WHAT THIS TASK INVOLVES: Print out the data exactly, keeping every image out of it.

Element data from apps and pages
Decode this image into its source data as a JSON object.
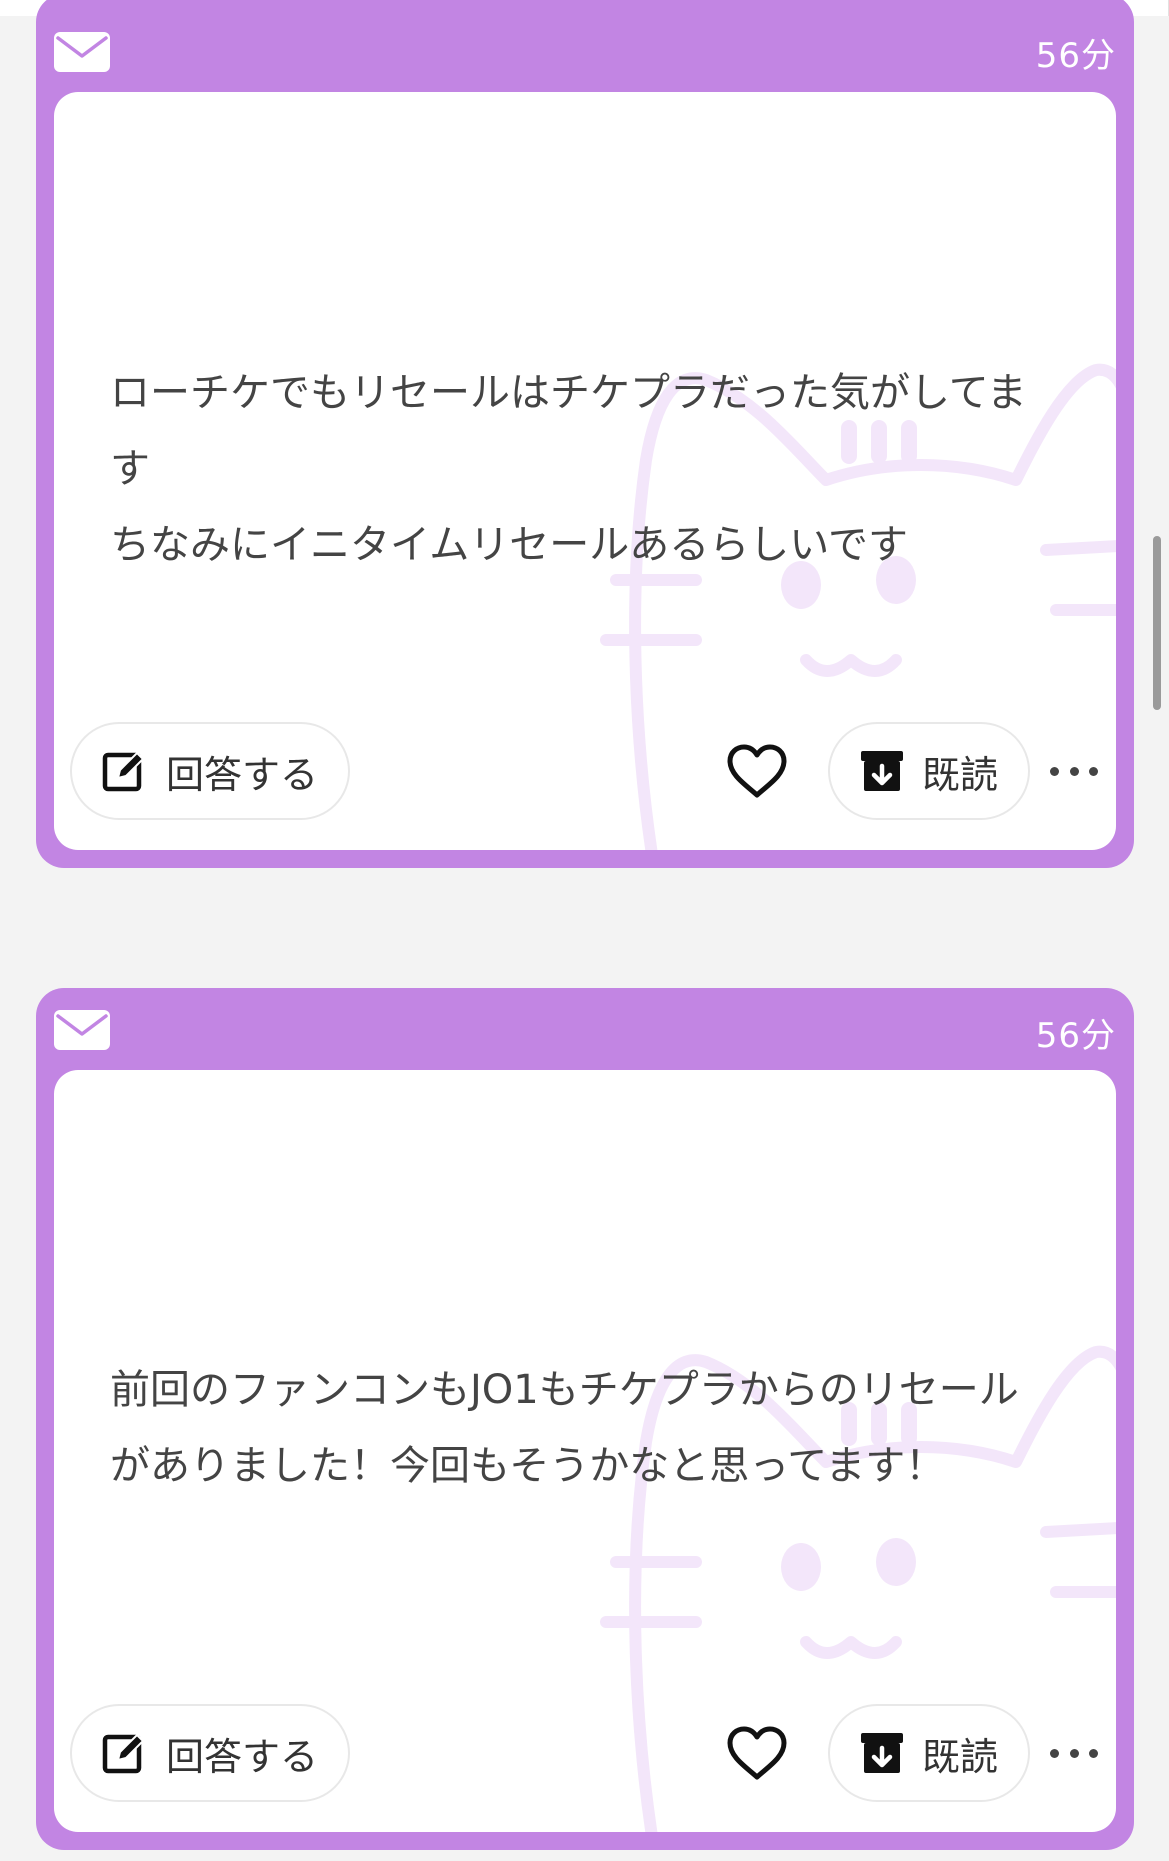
{
  "theme": {
    "card_color": "#c285e3",
    "body_color": "#ffffff",
    "watermark_color": "#f3e6fa",
    "page_bg": "#f3f3f3"
  },
  "messages": [
    {
      "time": "56分",
      "text": "ローチケでもリセールはチケプラだった気がしてます\nちなみにイニタイムリセールあるらしいです",
      "answer_label": "回答する",
      "read_label": "既読",
      "icons": [
        "mail-icon",
        "edit-icon",
        "heart-icon",
        "archive-icon",
        "more-icon"
      ]
    },
    {
      "time": "56分",
      "text": "前回のファンコンもJO1もチケプラからのリセールがありました！今回もそうかなと思ってます！",
      "answer_label": "回答する",
      "read_label": "既読",
      "icons": [
        "mail-icon",
        "edit-icon",
        "heart-icon",
        "archive-icon",
        "more-icon"
      ]
    }
  ]
}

RESULT FOR THIS TASK:
Decode this image into its source data as a JSON object.
{
  "theme": {
    "card_color": "#c285e3",
    "body_color": "#ffffff",
    "watermark_color": "#f3e6fa",
    "page_bg": "#f3f3f3"
  },
  "messages": [
    {
      "time": "56分",
      "text": "ローチケでもリセールはチケプラだった気がしてます\nちなみにイニタイムリセールあるらしいです",
      "answer_label": "回答する",
      "read_label": "既読",
      "icons": [
        "mail-icon",
        "edit-icon",
        "heart-icon",
        "archive-icon",
        "more-icon"
      ]
    },
    {
      "time": "56分",
      "text": "前回のファンコンもJO1もチケプラからのリセールがありました！今回もそうかなと思ってます！",
      "answer_label": "回答する",
      "read_label": "既読",
      "icons": [
        "mail-icon",
        "edit-icon",
        "heart-icon",
        "archive-icon",
        "more-icon"
      ]
    }
  ]
}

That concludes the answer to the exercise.